> WHAT THE TASK REQUIRES
An identical copy of all the records is what the answer must contain.
===== SOURCE DATA =====
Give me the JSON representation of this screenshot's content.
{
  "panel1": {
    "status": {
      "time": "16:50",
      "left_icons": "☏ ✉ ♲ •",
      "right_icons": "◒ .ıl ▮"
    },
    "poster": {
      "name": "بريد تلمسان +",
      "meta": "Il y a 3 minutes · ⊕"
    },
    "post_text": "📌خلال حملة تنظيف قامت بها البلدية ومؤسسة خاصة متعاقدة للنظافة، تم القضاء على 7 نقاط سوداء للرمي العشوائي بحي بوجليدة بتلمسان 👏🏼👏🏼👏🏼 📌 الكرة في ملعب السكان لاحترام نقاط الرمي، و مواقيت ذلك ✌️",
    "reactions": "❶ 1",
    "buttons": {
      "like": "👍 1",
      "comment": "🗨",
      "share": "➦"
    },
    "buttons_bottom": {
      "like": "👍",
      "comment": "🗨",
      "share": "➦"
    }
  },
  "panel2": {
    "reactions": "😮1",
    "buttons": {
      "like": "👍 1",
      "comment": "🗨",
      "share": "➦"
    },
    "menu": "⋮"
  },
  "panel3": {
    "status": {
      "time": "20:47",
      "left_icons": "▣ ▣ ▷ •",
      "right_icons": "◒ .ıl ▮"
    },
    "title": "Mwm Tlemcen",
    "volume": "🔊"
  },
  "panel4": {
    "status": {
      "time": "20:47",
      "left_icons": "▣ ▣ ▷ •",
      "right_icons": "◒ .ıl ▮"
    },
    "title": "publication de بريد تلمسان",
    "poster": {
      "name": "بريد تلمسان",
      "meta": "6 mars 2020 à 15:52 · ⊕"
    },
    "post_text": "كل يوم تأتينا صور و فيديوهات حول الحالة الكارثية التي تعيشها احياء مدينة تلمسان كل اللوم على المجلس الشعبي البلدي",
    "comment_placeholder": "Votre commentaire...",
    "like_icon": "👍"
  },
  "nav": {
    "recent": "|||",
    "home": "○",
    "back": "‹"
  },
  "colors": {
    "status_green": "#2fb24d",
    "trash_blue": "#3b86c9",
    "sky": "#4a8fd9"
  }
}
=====
> TASK RESPONSE
Give me the JSON representation of this screenshot's content.
{
  "panel1": {
    "status": {
      "time": "16:50",
      "left_icons": "☏ ✉ ♲ •",
      "right_icons": "◒ .ıl ▮"
    },
    "poster": {
      "name": "بريد تلمسان +",
      "meta": "Il y a 3 minutes · ⊕"
    },
    "post_text": "📌خلال حملة تنظيف قامت بها البلدية ومؤسسة خاصة متعاقدة للنظافة، تم القضاء على 7 نقاط سوداء للرمي العشوائي بحي بوجليدة بتلمسان 👏🏼👏🏼👏🏼 📌 الكرة في ملعب السكان لاحترام نقاط الرمي، و مواقيت ذلك ✌️",
    "reactions": "❶ 1",
    "buttons": {
      "like": "👍 1",
      "comment": "🗨",
      "share": "➦"
    },
    "buttons_bottom": {
      "like": "👍",
      "comment": "🗨",
      "share": "➦"
    }
  },
  "panel2": {
    "reactions": "😮1",
    "buttons": {
      "like": "👍 1",
      "comment": "🗨",
      "share": "➦"
    },
    "menu": "⋮"
  },
  "panel3": {
    "status": {
      "time": "20:47",
      "left_icons": "▣ ▣ ▷ •",
      "right_icons": "◒ .ıl ▮"
    },
    "title": "Mwm Tlemcen",
    "volume": "🔊"
  },
  "panel4": {
    "status": {
      "time": "20:47",
      "left_icons": "▣ ▣ ▷ •",
      "right_icons": "◒ .ıl ▮"
    },
    "title": "publication de بريد تلمسان",
    "poster": {
      "name": "بريد تلمسان",
      "meta": "6 mars 2020 à 15:52 · ⊕"
    },
    "post_text": "كل يوم تأتينا صور و فيديوهات حول الحالة الكارثية التي تعيشها احياء مدينة تلمسان كل اللوم على المجلس الشعبي البلدي",
    "comment_placeholder": "Votre commentaire...",
    "like_icon": "👍"
  },
  "nav": {
    "recent": "|||",
    "home": "○",
    "back": "‹"
  },
  "colors": {
    "status_green": "#2fb24d",
    "trash_blue": "#3b86c9",
    "sky": "#4a8fd9"
  }
}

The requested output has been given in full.